The Oyster Recovery Partnership and Ryleigh’s Oyster hosted oyster-shucking lessons for the public Thursday evening.
A mix of couples, young professionals, and families signed up to learn how to pry the rocky shells open and reach the slurpy goodness inside. Each person got a shucking knife, gloves for gripping, and a block of wood to shuck on. Fresh Sewansecott oysters from the Atlantic coast of Virginia’s Eastern Shore came out over crushed ice. But they didn’t arrive on the half shell, nicely shucked. It was up to the diners to get inside.
Dale German, an expert shucker and strong supporter of the Oyster Recovery Project (ORP), led the lesson, along with Ryleigh’s Assistant General Manager Matt Kavanagh.
German announced, “There are only two rules: don’t hurt yourself, and have fun!”

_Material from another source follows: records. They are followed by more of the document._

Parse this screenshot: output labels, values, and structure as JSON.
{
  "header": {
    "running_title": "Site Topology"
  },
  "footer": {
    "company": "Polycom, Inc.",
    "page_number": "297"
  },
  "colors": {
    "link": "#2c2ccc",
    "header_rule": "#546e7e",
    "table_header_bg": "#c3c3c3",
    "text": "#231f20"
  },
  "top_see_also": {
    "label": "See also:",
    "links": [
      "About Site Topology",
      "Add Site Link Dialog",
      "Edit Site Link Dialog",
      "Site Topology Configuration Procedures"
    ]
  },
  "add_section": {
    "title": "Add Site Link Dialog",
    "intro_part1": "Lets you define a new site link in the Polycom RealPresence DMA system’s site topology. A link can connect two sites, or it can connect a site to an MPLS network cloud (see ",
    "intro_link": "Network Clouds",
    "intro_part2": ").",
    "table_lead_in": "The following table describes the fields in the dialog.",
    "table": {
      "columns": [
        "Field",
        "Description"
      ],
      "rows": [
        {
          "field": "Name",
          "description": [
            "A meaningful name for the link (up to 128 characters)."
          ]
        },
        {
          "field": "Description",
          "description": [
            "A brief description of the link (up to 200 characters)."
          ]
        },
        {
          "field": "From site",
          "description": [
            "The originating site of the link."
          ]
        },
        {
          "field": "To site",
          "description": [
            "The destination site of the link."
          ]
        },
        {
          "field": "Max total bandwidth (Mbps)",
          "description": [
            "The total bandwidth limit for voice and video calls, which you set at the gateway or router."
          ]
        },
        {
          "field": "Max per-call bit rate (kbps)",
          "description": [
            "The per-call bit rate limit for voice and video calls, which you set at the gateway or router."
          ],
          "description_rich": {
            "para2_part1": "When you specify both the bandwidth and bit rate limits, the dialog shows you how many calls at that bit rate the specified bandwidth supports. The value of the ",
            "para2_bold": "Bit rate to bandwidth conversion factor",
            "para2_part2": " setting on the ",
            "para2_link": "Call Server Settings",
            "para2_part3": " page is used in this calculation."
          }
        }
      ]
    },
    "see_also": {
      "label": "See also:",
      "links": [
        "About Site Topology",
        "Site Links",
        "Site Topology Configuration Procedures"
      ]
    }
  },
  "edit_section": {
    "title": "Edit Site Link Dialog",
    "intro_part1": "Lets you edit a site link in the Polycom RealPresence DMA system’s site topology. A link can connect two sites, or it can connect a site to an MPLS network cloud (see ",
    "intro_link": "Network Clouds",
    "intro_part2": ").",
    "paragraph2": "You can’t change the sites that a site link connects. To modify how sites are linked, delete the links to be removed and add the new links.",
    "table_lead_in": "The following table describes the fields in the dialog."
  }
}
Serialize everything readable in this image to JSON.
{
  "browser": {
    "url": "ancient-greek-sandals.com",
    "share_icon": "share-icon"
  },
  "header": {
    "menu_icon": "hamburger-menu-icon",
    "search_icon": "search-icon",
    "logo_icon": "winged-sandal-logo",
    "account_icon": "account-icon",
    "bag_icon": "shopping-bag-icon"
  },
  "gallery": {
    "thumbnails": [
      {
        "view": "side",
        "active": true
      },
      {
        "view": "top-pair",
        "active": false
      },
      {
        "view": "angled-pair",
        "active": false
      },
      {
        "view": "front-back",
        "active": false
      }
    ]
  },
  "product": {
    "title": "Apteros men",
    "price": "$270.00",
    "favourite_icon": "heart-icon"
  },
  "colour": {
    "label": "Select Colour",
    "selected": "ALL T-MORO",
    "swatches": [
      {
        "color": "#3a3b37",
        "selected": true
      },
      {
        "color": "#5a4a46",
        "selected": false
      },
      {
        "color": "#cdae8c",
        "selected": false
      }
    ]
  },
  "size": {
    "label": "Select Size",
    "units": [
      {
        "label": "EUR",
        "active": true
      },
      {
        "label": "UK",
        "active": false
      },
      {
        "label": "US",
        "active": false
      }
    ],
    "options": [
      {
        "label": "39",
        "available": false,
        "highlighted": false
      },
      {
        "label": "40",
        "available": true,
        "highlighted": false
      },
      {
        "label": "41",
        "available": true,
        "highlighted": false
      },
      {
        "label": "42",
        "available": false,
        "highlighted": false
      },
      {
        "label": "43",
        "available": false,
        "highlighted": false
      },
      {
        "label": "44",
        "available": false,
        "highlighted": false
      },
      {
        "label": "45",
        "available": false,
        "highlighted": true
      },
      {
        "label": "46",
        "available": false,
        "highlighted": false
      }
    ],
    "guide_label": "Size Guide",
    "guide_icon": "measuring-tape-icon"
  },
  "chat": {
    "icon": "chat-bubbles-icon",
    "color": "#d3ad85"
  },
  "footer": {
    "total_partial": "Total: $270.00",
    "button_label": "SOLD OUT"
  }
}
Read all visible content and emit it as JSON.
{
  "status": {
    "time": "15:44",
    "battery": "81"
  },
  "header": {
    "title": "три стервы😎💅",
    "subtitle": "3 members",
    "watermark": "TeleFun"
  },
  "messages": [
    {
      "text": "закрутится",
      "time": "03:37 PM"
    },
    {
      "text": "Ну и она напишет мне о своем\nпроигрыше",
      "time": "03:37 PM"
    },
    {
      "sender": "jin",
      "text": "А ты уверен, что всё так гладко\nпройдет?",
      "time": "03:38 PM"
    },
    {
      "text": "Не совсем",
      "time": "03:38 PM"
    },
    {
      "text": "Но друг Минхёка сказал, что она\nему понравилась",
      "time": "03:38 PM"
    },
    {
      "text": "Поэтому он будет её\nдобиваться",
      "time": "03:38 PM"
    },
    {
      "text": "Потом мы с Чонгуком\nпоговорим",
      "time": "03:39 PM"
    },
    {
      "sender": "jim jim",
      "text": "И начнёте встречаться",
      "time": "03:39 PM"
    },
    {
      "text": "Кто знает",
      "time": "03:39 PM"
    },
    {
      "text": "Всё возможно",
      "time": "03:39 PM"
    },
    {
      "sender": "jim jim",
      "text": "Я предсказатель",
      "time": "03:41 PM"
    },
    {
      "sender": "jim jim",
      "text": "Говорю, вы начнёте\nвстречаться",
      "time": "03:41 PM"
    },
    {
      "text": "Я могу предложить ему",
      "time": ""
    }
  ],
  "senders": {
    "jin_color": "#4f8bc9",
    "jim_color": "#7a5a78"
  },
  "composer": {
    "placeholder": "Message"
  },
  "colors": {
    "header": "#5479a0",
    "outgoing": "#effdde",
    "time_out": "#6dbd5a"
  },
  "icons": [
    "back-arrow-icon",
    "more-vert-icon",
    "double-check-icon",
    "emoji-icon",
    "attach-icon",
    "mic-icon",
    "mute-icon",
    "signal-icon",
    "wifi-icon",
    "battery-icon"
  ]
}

Students learned two approaches to shucking an oyster: from the bill (front) and from the hinge (back). German described how to slide the knife into the space where the top shell fits into the bottom shell (“It’s always about seven o’clock”), cut the abductor muscle, and wiggle the knife to pry the shell open.
Along with shucking skills, participants also got a lesson in oyster restoration. ORP Education Program Manager Bryan Gomes gave a crash course on why oysters are in trouble (overharvesting, pollution from runoff), and their important functions in the Bay (water filters, habitat for other water life). Most were surprised to learn that about 90% of restaurants use farm-raised oysters.
Some of the oyster-shucking students felt more confident about their shucking skills at the end of the lesson, but others say they’ll continue to leave the work to the pros.
ORP is planning to hold another “Shuck like a Pro” event sometime this fall.